The GOP has long called for a new start -- a blank sheet of paper -- on health care reform. The House Minority Leader, John Boehner, R-Ohio, says Obama ''crippled the credibility'' of the summit by proposing ''the same massive government takeover of health care.''
The Obama proposal as a whole ''is a nonstarter for conservatives,'' Darling says, citing its federal mandates, tax increases and additional regulation. The summit "is going to be high drama,'' Darling says. But ultimately, he says, the two sides are too far apart to do anything but start over.
Meanwhile, a Kaiser Family Foundation poll released Tuesday shows the public evenly split on health care reform, with 43% in favor and 43% opposed. The poll, though, also found that most Americans support key provisions of the current reform plans.
The summit will give Obama a shot at marketing his plan to Americans in a clearer way, says Bill Custer, a health insurance expert at Georgia State University.
If the meeting descends into posturing, and no reform passes this year, don't expect health care problems to disappear, experts say.
"The underlying trends are so bad for insurance coverage,'' Custer says.
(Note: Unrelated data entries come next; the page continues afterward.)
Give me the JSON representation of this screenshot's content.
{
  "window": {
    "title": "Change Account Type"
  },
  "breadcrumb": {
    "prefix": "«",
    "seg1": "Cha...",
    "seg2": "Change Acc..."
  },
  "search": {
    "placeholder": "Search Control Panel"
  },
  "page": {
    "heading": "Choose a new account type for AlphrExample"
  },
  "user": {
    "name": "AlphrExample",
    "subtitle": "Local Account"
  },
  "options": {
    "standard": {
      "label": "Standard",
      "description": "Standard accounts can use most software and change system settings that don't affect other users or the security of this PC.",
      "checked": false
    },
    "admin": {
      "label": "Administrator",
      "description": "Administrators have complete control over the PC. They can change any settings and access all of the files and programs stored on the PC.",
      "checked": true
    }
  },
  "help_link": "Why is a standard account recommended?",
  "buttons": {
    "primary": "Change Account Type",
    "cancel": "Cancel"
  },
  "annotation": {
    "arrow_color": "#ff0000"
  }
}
Unemployment is rising, COBRA coverage is expiring, small employers are less likely to offer coverage, and large employers will continue to see insurance increases greater than general inflation, Custer notes.
"All the trends that have led us to this point are not going away,'' he says. "It's likely they've gotten much worse.''